This bird, with its dark, unbarred open primary tips and fine-barred tail is, I think a subadult. It has completed a moult of the secondaries (note the nice rounded tips cf the ragged ends of the inner primaries). The grey face suggests it may be a male.

A closer view reveals a brown iris.Notice that this bird has its bill open. Most birds were panting on arrival. Some showed sputum-like liquid exuding from their bills. All of this suggests that the birds are at the point of exhaustion after the hour-long sea crossing.

Sadly a few didn't quite make it. This one ditched in the sea about a kilometer offshore and floated off. It disappeared later. Perhaps it became lunch for one of the reef sharks cruising around just below the surface.

A few birds were very dark. This one is a juvenile I think (it had a yellow eye but I caught it in mid-blink!).

While this superb creature is an adult female.

Adult females show a thin terminal bar along the trailing edge of the wing and thinner tail bars than males. The open primary tips are pale with thin bars.

 Another female.

I think this is an adult or near adult female as well, despite the dusky-tipped open primaries. The uneven trailing edge of the wing suggests that the remiges are of several age classes.

A couple of juveniles, with dark outer primaries, darker secondaries, and nice evenly-aged wing and tail feathers.

Another juvenile with some damaged flight feathers.

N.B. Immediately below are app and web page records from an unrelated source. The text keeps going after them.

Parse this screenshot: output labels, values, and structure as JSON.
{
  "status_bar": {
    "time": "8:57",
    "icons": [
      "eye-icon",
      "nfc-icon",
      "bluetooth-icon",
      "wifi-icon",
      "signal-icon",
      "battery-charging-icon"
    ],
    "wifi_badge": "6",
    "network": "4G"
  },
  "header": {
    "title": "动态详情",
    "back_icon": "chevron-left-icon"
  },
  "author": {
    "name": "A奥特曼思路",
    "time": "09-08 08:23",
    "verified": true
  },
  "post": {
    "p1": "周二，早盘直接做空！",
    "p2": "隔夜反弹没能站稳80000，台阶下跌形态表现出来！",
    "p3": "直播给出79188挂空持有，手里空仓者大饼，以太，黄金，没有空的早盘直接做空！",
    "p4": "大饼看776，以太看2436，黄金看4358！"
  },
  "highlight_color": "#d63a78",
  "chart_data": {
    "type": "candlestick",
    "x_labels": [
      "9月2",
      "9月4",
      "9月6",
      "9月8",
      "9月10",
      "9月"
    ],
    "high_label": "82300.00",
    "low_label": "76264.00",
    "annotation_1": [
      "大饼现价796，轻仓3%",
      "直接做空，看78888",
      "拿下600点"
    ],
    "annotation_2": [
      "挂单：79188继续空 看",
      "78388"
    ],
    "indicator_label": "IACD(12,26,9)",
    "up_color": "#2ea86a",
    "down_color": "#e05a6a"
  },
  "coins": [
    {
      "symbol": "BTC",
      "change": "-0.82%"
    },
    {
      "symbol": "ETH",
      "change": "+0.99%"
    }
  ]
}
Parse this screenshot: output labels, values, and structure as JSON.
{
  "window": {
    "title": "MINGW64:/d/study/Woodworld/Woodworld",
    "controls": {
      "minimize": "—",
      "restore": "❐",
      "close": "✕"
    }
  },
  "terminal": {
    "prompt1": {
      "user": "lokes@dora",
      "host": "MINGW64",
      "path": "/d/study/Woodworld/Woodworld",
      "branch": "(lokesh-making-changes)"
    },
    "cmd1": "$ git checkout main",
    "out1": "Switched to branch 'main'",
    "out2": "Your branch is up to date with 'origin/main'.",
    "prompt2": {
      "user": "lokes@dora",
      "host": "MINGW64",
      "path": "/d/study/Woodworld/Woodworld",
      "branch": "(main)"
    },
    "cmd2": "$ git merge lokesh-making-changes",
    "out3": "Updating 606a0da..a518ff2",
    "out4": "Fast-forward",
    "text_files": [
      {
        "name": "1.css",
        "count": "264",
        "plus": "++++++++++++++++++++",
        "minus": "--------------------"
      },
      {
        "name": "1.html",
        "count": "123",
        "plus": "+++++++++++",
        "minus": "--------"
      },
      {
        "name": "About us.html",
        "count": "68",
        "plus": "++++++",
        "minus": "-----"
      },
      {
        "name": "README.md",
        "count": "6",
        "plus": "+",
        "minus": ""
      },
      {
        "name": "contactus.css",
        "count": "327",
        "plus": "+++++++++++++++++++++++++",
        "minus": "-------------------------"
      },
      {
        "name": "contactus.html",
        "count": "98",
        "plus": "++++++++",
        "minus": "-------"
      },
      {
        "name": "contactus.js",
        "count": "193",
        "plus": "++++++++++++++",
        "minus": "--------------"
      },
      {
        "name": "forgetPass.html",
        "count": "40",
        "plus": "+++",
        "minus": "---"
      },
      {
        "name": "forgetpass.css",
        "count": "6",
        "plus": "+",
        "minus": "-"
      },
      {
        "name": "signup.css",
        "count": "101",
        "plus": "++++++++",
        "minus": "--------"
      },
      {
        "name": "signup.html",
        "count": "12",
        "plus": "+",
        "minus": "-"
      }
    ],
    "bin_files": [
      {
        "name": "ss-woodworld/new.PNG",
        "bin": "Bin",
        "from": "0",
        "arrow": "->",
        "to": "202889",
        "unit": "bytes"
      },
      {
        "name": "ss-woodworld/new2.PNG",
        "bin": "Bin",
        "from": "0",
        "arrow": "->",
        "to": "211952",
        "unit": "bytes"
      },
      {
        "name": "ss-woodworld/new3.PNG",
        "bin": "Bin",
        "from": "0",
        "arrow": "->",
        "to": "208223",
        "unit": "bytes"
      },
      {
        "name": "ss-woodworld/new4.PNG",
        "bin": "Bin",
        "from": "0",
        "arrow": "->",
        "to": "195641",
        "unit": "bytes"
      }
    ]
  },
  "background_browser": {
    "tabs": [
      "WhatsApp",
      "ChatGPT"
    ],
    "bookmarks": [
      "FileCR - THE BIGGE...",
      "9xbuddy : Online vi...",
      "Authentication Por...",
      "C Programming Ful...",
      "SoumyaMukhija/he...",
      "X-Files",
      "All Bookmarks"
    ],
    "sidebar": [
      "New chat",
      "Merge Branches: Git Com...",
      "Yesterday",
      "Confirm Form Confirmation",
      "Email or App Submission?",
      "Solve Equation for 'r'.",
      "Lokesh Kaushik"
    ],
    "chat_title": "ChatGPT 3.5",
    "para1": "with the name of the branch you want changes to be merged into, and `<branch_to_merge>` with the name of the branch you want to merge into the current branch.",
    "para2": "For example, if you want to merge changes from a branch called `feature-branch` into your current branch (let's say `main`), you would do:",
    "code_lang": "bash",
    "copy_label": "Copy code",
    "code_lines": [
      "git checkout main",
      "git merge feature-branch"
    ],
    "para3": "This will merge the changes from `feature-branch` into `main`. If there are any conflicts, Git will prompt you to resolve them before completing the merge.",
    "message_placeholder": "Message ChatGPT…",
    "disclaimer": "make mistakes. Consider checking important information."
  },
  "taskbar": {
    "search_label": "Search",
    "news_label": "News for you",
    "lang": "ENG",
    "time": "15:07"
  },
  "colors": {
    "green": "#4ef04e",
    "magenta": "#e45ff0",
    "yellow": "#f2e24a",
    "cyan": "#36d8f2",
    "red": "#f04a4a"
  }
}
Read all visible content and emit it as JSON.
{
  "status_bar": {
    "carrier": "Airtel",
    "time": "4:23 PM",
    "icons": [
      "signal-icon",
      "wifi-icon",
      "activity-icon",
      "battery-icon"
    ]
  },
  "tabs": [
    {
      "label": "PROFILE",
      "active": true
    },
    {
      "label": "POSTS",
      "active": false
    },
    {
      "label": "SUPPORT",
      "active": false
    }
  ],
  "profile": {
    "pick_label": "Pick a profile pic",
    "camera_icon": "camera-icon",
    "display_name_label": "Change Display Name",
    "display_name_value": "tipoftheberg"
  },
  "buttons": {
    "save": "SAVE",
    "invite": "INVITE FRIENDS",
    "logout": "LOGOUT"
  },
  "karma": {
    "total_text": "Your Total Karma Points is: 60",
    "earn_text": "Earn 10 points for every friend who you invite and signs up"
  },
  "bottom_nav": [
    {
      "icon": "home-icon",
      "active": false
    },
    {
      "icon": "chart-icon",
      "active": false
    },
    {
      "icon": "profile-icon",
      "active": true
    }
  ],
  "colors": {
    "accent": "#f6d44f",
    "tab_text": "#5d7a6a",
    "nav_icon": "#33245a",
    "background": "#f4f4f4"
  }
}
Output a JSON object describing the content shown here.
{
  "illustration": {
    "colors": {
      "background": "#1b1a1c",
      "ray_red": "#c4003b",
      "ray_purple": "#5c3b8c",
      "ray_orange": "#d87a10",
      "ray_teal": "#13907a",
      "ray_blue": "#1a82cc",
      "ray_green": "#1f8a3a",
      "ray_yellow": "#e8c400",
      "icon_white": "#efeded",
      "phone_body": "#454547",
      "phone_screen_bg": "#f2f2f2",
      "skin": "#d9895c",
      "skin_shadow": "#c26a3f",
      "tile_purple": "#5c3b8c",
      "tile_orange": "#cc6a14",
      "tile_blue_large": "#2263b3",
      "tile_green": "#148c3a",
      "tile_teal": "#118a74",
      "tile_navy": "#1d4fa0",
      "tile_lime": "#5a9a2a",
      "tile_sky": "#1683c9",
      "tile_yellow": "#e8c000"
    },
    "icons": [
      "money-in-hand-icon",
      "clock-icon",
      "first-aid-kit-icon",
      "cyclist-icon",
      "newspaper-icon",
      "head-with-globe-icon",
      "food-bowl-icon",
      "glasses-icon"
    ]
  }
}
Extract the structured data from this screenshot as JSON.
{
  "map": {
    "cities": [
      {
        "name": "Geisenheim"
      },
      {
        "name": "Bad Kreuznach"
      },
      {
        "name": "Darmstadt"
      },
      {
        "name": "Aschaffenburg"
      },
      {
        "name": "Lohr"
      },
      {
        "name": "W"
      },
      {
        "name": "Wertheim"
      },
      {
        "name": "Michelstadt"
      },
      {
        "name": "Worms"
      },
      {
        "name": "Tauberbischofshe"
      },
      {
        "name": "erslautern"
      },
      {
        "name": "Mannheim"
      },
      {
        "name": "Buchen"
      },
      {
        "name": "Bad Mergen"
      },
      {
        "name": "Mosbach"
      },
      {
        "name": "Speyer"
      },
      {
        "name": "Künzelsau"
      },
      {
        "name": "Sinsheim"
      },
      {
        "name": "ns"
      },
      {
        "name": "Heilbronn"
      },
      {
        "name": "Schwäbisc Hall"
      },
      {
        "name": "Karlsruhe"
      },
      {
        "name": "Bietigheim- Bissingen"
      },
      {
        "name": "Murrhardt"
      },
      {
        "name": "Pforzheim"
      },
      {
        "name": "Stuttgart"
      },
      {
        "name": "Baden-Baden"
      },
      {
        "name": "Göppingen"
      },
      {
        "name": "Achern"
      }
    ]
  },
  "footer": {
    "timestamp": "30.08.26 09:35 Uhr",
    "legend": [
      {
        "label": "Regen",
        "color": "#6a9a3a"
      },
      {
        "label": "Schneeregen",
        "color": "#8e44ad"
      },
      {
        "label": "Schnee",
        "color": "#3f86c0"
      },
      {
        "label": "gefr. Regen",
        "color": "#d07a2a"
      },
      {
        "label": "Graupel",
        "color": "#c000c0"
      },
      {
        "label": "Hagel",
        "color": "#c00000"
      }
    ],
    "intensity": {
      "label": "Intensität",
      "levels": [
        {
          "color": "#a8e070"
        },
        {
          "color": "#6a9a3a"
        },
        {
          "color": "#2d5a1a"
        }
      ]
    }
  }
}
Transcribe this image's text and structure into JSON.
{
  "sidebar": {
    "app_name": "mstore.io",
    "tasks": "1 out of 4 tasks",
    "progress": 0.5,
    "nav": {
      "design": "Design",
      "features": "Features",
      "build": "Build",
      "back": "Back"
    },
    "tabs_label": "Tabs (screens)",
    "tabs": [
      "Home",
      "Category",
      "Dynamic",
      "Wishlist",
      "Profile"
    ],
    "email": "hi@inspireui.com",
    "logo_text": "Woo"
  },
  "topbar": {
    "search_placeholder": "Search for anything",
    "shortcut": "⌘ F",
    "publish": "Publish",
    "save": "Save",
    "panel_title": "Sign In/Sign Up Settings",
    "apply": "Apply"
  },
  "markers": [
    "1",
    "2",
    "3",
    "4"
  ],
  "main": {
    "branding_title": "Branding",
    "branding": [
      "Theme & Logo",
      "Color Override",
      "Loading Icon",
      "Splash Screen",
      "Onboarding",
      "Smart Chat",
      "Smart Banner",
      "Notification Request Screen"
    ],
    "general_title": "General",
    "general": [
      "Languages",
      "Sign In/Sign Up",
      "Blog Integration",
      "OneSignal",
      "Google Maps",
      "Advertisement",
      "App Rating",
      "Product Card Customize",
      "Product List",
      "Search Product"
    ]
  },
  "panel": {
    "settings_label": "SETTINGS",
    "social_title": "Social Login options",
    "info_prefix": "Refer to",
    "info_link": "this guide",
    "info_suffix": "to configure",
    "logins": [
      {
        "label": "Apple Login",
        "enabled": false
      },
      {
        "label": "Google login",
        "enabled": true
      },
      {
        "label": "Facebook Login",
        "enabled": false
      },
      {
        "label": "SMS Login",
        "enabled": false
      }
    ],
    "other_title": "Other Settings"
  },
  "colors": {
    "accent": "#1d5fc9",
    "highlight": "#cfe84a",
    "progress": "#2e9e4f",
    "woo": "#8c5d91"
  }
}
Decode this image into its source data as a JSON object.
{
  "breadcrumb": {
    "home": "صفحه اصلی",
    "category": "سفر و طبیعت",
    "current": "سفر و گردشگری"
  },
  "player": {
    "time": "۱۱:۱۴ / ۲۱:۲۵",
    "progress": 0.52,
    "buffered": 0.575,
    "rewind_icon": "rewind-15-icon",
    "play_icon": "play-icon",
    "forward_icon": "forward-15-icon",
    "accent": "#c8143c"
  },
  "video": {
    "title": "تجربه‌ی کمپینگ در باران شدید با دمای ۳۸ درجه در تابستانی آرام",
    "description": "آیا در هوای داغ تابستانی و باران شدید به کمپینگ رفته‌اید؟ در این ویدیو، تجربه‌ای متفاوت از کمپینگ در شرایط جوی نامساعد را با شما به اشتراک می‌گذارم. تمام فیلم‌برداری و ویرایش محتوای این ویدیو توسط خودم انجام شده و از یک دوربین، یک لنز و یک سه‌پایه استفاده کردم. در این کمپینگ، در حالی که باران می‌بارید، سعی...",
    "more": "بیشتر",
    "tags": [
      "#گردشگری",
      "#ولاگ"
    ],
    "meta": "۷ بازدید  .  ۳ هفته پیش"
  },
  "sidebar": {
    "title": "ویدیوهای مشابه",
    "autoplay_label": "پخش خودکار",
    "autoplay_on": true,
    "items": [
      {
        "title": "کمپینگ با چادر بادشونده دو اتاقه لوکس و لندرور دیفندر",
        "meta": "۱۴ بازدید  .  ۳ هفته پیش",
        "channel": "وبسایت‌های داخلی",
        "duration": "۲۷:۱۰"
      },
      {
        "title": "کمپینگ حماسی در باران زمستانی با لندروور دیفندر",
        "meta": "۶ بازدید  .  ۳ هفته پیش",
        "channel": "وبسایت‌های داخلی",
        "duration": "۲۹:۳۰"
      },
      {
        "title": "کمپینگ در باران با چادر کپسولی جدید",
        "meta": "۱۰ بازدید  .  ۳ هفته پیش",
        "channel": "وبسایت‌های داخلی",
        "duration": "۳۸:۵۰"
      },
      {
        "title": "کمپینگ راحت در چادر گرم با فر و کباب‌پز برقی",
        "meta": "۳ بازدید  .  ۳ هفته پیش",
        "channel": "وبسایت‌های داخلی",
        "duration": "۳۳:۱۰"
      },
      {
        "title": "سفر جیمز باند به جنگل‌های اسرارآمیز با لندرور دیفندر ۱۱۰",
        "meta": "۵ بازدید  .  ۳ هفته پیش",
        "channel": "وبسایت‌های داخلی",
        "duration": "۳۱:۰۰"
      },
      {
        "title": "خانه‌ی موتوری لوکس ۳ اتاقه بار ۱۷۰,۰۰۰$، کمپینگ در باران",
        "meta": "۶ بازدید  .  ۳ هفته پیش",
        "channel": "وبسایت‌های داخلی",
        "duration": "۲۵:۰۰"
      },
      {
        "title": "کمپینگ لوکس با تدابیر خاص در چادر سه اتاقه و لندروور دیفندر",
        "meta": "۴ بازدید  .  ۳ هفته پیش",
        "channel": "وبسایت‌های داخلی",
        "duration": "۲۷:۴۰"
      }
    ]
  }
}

A few showed similar damage, which is probably caused by being shot at.

 This bird, an adult female I think, had very noticeable secretions from the bill, and was panting heavily.

A lucky shot of a male (left) and female, showing obvious differences in size and shape.

Monday, March 28, 2011

23 - 24 Feb 2011: Pied Harriers, Ulu Dedap (Part 3)

Without apology, here are lots and lots of unmistakable adult males, surely one of the best raptors in the world!

This one popped out of a ditch really close, but was gone in a flash!

The low sun and dark rain clouds near dusk made for some impressive lighting!

Love those panther eyes!

There was a single, very distinctive 1st winter male.

At the roost.

And hunting.

An adult female.

At the roost. She seemed to have lost the use of her left eye.

In flight.

Wing-on profile comparison with Eastern Marsh, showing the small, almost owl-like head and short neck of Pied.

Finally, some dusk shots of harriers coming to roost.